By David L. Brown
One of the news websites, Fox News (here), today featured excerpts from a number of predictions made 25 years ago by “science thinkers,” predicting conditions in our time of 2012. I recognize the names of most of these “science thinkers” and they are actually “science fiction writers,” but that’s okay because they’re in the business of imagining the future as much as anyone. I’ve always had a passing interest in futurism, the attempt to predict how things will be in future times. In general, these tend to be wildly inaccurate due to the many uncertainties and the phenomenon of straight line thinking. Too often futurists tend to look at what’s been happening recently and simply project a straight line into the future.
Even a cursory look at history will knock enough holes in this procedure to make Swiss cheeses look like solid objects. Imagine the application of straight line thinking to the U.S. economy in the summer of 1929, the likelihood of war in Europe in 1913, the future well-being of the little Roman village of Pompeii in 78 AD (Mount Vesuvius erupted the following year), and so many more examples of unexpected and unpredictable events that dramatically change the future.

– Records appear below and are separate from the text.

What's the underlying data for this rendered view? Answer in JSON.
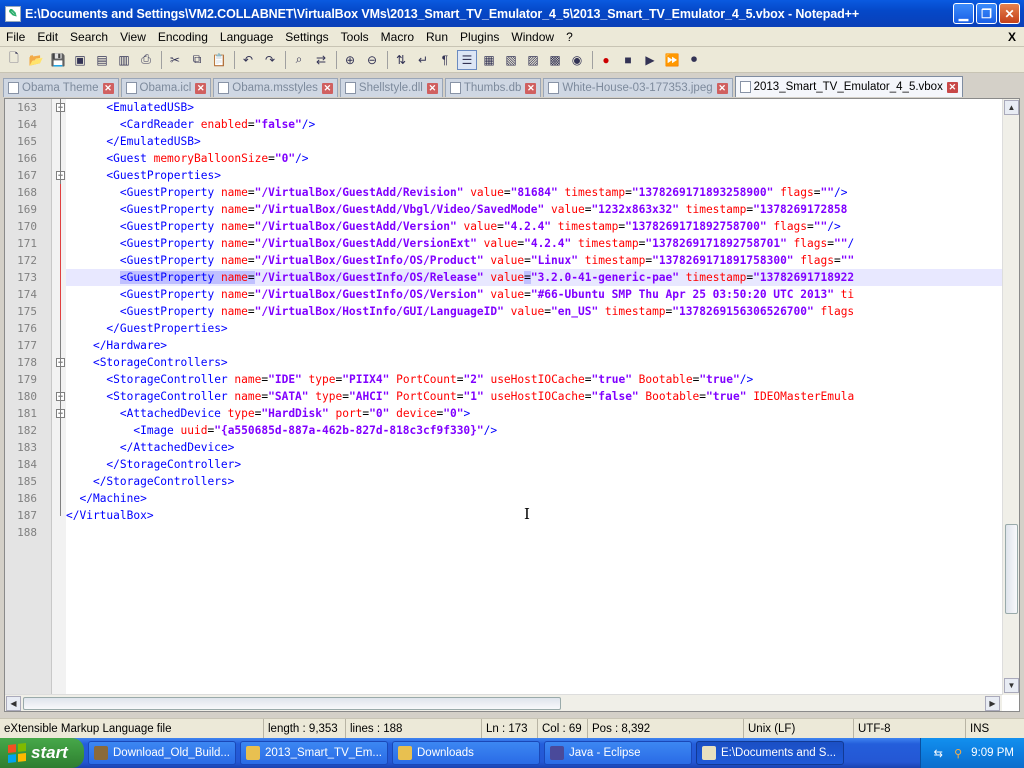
{
  "window": {
    "title": "E:\\Documents and Settings\\VM2.COLLABNET\\VirtualBox VMs\\2013_Smart_TV_Emulator_4_5\\2013_Smart_TV_Emulator_4_5.vbox - Notepad++"
  },
  "menu": [
    "File",
    "Edit",
    "Search",
    "View",
    "Encoding",
    "Language",
    "Settings",
    "Tools",
    "Macro",
    "Run",
    "Plugins",
    "Window",
    "?"
  ],
  "menu_close": "X",
  "tabs": [
    {
      "label": "Obama Theme",
      "active": false
    },
    {
      "label": "Obama.icl",
      "active": false
    },
    {
      "label": "Obama.msstyles",
      "active": false
    },
    {
      "label": "Shellstyle.dll",
      "active": false
    },
    {
      "label": "Thumbs.db",
      "active": false
    },
    {
      "label": "White-House-03-177353.jpeg",
      "active": false
    },
    {
      "label": "2013_Smart_TV_Emulator_4_5.vbox",
      "active": true
    }
  ],
  "editor": {
    "current_line": 173,
    "lines": [
      {
        "n": "163",
        "indent": 6,
        "parts": [
          [
            "tg",
            "<EmulatedUSB>"
          ]
        ]
      },
      {
        "n": "164",
        "indent": 8,
        "parts": [
          [
            "tg",
            "<CardReader "
          ],
          [
            "at",
            "enabled"
          ],
          [
            "eq",
            "="
          ],
          [
            "vl",
            "\"false\""
          ],
          [
            "tg",
            "/>"
          ]
        ]
      },
      {
        "n": "165",
        "indent": 6,
        "parts": [
          [
            "tg",
            "</EmulatedUSB>"
          ]
        ]
      },
      {
        "n": "166",
        "indent": 6,
        "parts": [
          [
            "tg",
            "<Guest "
          ],
          [
            "at",
            "memoryBalloonSize"
          ],
          [
            "eq",
            "="
          ],
          [
            "vl",
            "\"0\""
          ],
          [
            "tg",
            "/>"
          ]
        ]
      },
      {
        "n": "167",
        "indent": 6,
        "parts": [
          [
            "tg",
            "<GuestProperties>"
          ]
        ]
      },
      {
        "n": "168",
        "indent": 8,
        "parts": [
          [
            "tg",
            "<GuestProperty "
          ],
          [
            "at",
            "name"
          ],
          [
            "eq",
            "="
          ],
          [
            "vl",
            "\"/VirtualBox/GuestAdd/Revision\""
          ],
          [
            "at",
            " value"
          ],
          [
            "eq",
            "="
          ],
          [
            "vl",
            "\"81684\""
          ],
          [
            "at",
            " timestamp"
          ],
          [
            "eq",
            "="
          ],
          [
            "vl",
            "\"1378269171893258900\""
          ],
          [
            "at",
            " flags"
          ],
          [
            "eq",
            "="
          ],
          [
            "vl",
            "\"\""
          ],
          [
            "tg",
            "/>"
          ]
        ]
      },
      {
        "n": "169",
        "indent": 8,
        "parts": [
          [
            "tg",
            "<GuestProperty "
          ],
          [
            "at",
            "name"
          ],
          [
            "eq",
            "="
          ],
          [
            "vl",
            "\"/VirtualBox/GuestAdd/Vbgl/Video/SavedMode\""
          ],
          [
            "at",
            " value"
          ],
          [
            "eq",
            "="
          ],
          [
            "vl",
            "\"1232x863x32\""
          ],
          [
            "at",
            " timestamp"
          ],
          [
            "eq",
            "="
          ],
          [
            "vl",
            "\"1378269172858"
          ]
        ]
      },
      {
        "n": "170",
        "indent": 8,
        "parts": [
          [
            "tg",
            "<GuestProperty "
          ],
          [
            "at",
            "name"
          ],
          [
            "eq",
            "="
          ],
          [
            "vl",
            "\"/VirtualBox/GuestAdd/Version\""
          ],
          [
            "at",
            " value"
          ],
          [
            "eq",
            "="
          ],
          [
            "vl",
            "\"4.2.4\""
          ],
          [
            "at",
            " timestamp"
          ],
          [
            "eq",
            "="
          ],
          [
            "vl",
            "\"1378269171892758700\""
          ],
          [
            "at",
            " flags"
          ],
          [
            "eq",
            "="
          ],
          [
            "vl",
            "\"\""
          ],
          [
            "tg",
            "/>"
          ]
        ]
      },
      {
        "n": "171",
        "indent": 8,
        "parts": [
          [
            "tg",
            "<GuestProperty "
          ],
          [
            "at",
            "name"
          ],
          [
            "eq",
            "="
          ],
          [
            "vl",
            "\"/VirtualBox/GuestAdd/VersionExt\""
          ],
          [
            "at",
            " value"
          ],
          [
            "eq",
            "="
          ],
          [
            "vl",
            "\"4.2.4\""
          ],
          [
            "at",
            " timestamp"
          ],
          [
            "eq",
            "="
          ],
          [
            "vl",
            "\"1378269171892758701\""
          ],
          [
            "at",
            " flags"
          ],
          [
            "eq",
            "="
          ],
          [
            "vl",
            "\"\""
          ],
          [
            "tg",
            "/"
          ]
        ]
      },
      {
        "n": "172",
        "indent": 8,
        "parts": [
          [
            "tg",
            "<GuestProperty "
          ],
          [
            "at",
            "name"
          ],
          [
            "eq",
            "="
          ],
          [
            "vl",
            "\"/VirtualBox/GuestInfo/OS/Product\""
          ],
          [
            "at",
            " value"
          ],
          [
            "eq",
            "="
          ],
          [
            "vl",
            "\"Linux\""
          ],
          [
            "at",
            " timestamp"
          ],
          [
            "eq",
            "="
          ],
          [
            "vl",
            "\"1378269171891758300\""
          ],
          [
            "at",
            " flags"
          ],
          [
            "eq",
            "="
          ],
          [
            "vl",
            "\"\""
          ]
        ]
      },
      {
        "n": "173",
        "indent": 8,
        "parts": [
          [
            "tg",
            "<GuestProperty"
          ],
          [
            "tg",
            " "
          ],
          [
            "at",
            "name"
          ],
          [
            "eq",
            "="
          ],
          [
            "vl",
            "\"/VirtualBox/GuestInfo/OS/Release\""
          ],
          [
            "at",
            " value"
          ],
          [
            "eq",
            "="
          ],
          [
            "vl",
            "\"3.2.0-41-generic-pae\""
          ],
          [
            "at",
            " timestamp"
          ],
          [
            "eq",
            "="
          ],
          [
            "vl",
            "\"13782691718922"
          ]
        ]
      },
      {
        "n": "174",
        "indent": 8,
        "parts": [
          [
            "tg",
            "<GuestProperty "
          ],
          [
            "at",
            "name"
          ],
          [
            "eq",
            "="
          ],
          [
            "vl",
            "\"/VirtualBox/GuestInfo/OS/Version\""
          ],
          [
            "at",
            " value"
          ],
          [
            "eq",
            "="
          ],
          [
            "vl",
            "\"#66-Ubuntu SMP Thu Apr 25 03:50:20 UTC 2013\""
          ],
          [
            "at",
            " ti"
          ]
        ]
      },
      {
        "n": "175",
        "indent": 8,
        "parts": [
          [
            "tg",
            "<GuestProperty "
          ],
          [
            "at",
            "name"
          ],
          [
            "eq",
            "="
          ],
          [
            "vl",
            "\"/VirtualBox/HostInfo/GUI/LanguageID\""
          ],
          [
            "at",
            " value"
          ],
          [
            "eq",
            "="
          ],
          [
            "vl",
            "\"en_US\""
          ],
          [
            "at",
            " timestamp"
          ],
          [
            "eq",
            "="
          ],
          [
            "vl",
            "\"1378269156306526700\""
          ],
          [
            "at",
            " flags"
          ]
        ]
      },
      {
        "n": "176",
        "indent": 6,
        "parts": [
          [
            "tg",
            "</GuestProperties>"
          ]
        ]
      },
      {
        "n": "177",
        "indent": 4,
        "parts": [
          [
            "tg",
            "</Hardware>"
          ]
        ]
      },
      {
        "n": "178",
        "indent": 4,
        "parts": [
          [
            "tg",
            "<StorageControllers>"
          ]
        ]
      },
      {
        "n": "179",
        "indent": 6,
        "parts": [
          [
            "tg",
            "<StorageController "
          ],
          [
            "at",
            "name"
          ],
          [
            "eq",
            "="
          ],
          [
            "vl",
            "\"IDE\""
          ],
          [
            "at",
            " type"
          ],
          [
            "eq",
            "="
          ],
          [
            "vl",
            "\"PIIX4\""
          ],
          [
            "at",
            " PortCount"
          ],
          [
            "eq",
            "="
          ],
          [
            "vl",
            "\"2\""
          ],
          [
            "at",
            " useHostIOCache"
          ],
          [
            "eq",
            "="
          ],
          [
            "vl",
            "\"true\""
          ],
          [
            "at",
            " Bootable"
          ],
          [
            "eq",
            "="
          ],
          [
            "vl",
            "\"true\""
          ],
          [
            "tg",
            "/>"
          ]
        ]
      },
      {
        "n": "180",
        "indent": 6,
        "parts": [
          [
            "tg",
            "<StorageController "
          ],
          [
            "at",
            "name"
          ],
          [
            "eq",
            "="
          ],
          [
            "vl",
            "\"SATA\""
          ],
          [
            "at",
            " type"
          ],
          [
            "eq",
            "="
          ],
          [
            "vl",
            "\"AHCI\""
          ],
          [
            "at",
            " PortCount"
          ],
          [
            "eq",
            "="
          ],
          [
            "vl",
            "\"1\""
          ],
          [
            "at",
            " useHostIOCache"
          ],
          [
            "eq",
            "="
          ],
          [
            "vl",
            "\"false\""
          ],
          [
            "at",
            " Bootable"
          ],
          [
            "eq",
            "="
          ],
          [
            "vl",
            "\"true\""
          ],
          [
            "at",
            " IDEOMasterEmula"
          ]
        ]
      },
      {
        "n": "181",
        "indent": 8,
        "parts": [
          [
            "tg",
            "<AttachedDevice "
          ],
          [
            "at",
            "type"
          ],
          [
            "eq",
            "="
          ],
          [
            "vl",
            "\"HardDisk\""
          ],
          [
            "at",
            " port"
          ],
          [
            "eq",
            "="
          ],
          [
            "vl",
            "\"0\""
          ],
          [
            "at",
            " device"
          ],
          [
            "eq",
            "="
          ],
          [
            "vl",
            "\"0\""
          ],
          [
            "tg",
            ">"
          ]
        ]
      },
      {
        "n": "182",
        "indent": 10,
        "parts": [
          [
            "tg",
            "<Image "
          ],
          [
            "at",
            "uuid"
          ],
          [
            "eq",
            "="
          ],
          [
            "vl",
            "\"{a550685d-887a-462b-827d-818c3cf9f330}\""
          ],
          [
            "tg",
            "/>"
          ]
        ]
      },
      {
        "n": "183",
        "indent": 8,
        "parts": [
          [
            "tg",
            "</AttachedDevice>"
          ]
        ]
      },
      {
        "n": "184",
        "indent": 6,
        "parts": [
          [
            "tg",
            "</StorageController>"
          ]
        ]
      },
      {
        "n": "185",
        "indent": 4,
        "parts": [
          [
            "tg",
            "</StorageControllers>"
          ]
        ]
      },
      {
        "n": "186",
        "indent": 2,
        "parts": [
          [
            "tg",
            "</Machine>"
          ]
        ]
      },
      {
        "n": "187",
        "indent": 0,
        "parts": [
          [
            "tg",
            "</VirtualBox>"
          ]
        ]
      },
      {
        "n": "188",
        "indent": 0,
        "parts": []
      }
    ]
  },
  "status": {
    "filetype": "eXtensible Markup Language file",
    "length": "length : 9,353",
    "lines": "lines : 188",
    "ln": "Ln : 173",
    "col": "Col : 69",
    "pos": "Pos : 8,392",
    "eol": "Unix (LF)",
    "encoding": "UTF-8",
    "mode": "INS"
  },
  "taskbar": {
    "start": "start",
    "tasks": [
      {
        "label": "Download_Old_Build...",
        "icon_color": "#8a6a3a",
        "active": false
      },
      {
        "label": "2013_Smart_TV_Em...",
        "icon_color": "#e8c050",
        "active": false
      },
      {
        "label": "Downloads",
        "icon_color": "#e8c050",
        "active": false
      },
      {
        "label": "Java - Eclipse",
        "icon_color": "#4a4a9a",
        "active": false
      },
      {
        "label": "E:\\Documents and S...",
        "icon_color": "#e8e0c0",
        "active": true
      }
    ],
    "clock": "9:09 PM"
  },
  "colors": {
    "tag": "#0000ff",
    "attr": "#ff0000",
    "value": "#8000ff",
    "current_line": "#e8e8ff"
  }
}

One thing that struck me abut these predictions was that they were for the most part pessimistic, in contrast with the usual fol-de-rol about a Jetsons future with flying cars and an abundance of everything. Here are some excerpts with my comments:
Isaac Asimov: “Assuming we haven’t destroyed ourselves in a nuclear war, there will be 8-10 billion of us on this planet and widespread hunger.”
Isaac’s view was fairly accurate, even though he was a little on the high side on population (it’s actually just something over 7 billion). He was dead on about the looming hunger, hastened by this year’s worldwide drought.
Jack Williamson: “If we had a time-phone, now in 1987, we would beg you to forgive us. We have burdened you with impossible debts, wasted and polluted the planet that should have been your rich heritage, left you instead a dreadful legacy of ignorance, want, and war.”
Sheldon Glashow: “The American economy will have experienced a gentle yet relentless decline. Our children will not live such comfortable lives as we do. The spread between the rich and the poor will have grown, and crime will have become so prevalent as to threaten the social fabric. The rich and the poor will form 2 armed camps.”
Gene Wolf: “Sports and televised dramas are the only commonly available recreations. The dramas are performed by computer-generated images indistinguishable (on screen) from living people. Scenery is provided by the same method. Although science fiction and fantasy characterize the majority of these dramas, they are not so identified.”
Algis Budrys: “Because we will be in a trough between 20th-century resources and 21st-century needs, in 2012 all storable forms of energy will be expensive. Machines will be designed to use only minimal amounts of it.”
Orson Scott Card: “In 2012 Americans will see the collapse of Imperial America, the Pax Americana, as having ended with our loss of national will and national selflessness in the 1970s. Worldwide economic collapse will have cost America its dominant world role; but it will not result in Russian hegemony; their economy is too dependent on the world economy to maintain an irresistible military force. A new world order will emerge.”
Frederick Pohl: “All of you enjoy an average standard of living about equal to a contemporary millionaire’s. Your health is generally superb. Your life expectancy is not much less than a century. The most unpleasant and debilitating jobs (heavy industry, mining, large-scale farming) are given over to machines; most work performed by human beings is in some sense creative.”
What Frederick Pohl should have said: “Many of you suffer declining standards of living about equal to that of a common laborer of 1987. Overall health is poor, with widespread incidences of obesity, diabetes, heart disease, cancer and other debilitating conditions. Medical science has focused on long-term treatment of these conditions with expensive drugs and interventions instead of pursuing preventative strategies and cures. The most unpleasant work has been exported to countries where the workers are paid a dollar an hour or less, or if it needs to be done here in the U.S., given over to “undocumented” immigrants from Third World places. Most “work” performed by human beings is in some sense humiliating, including such examples as burger flippers, WalMart greeters and shelf stocking. Young and old alike find it difficult or even impossible to find rewarding and remunerative work at all.”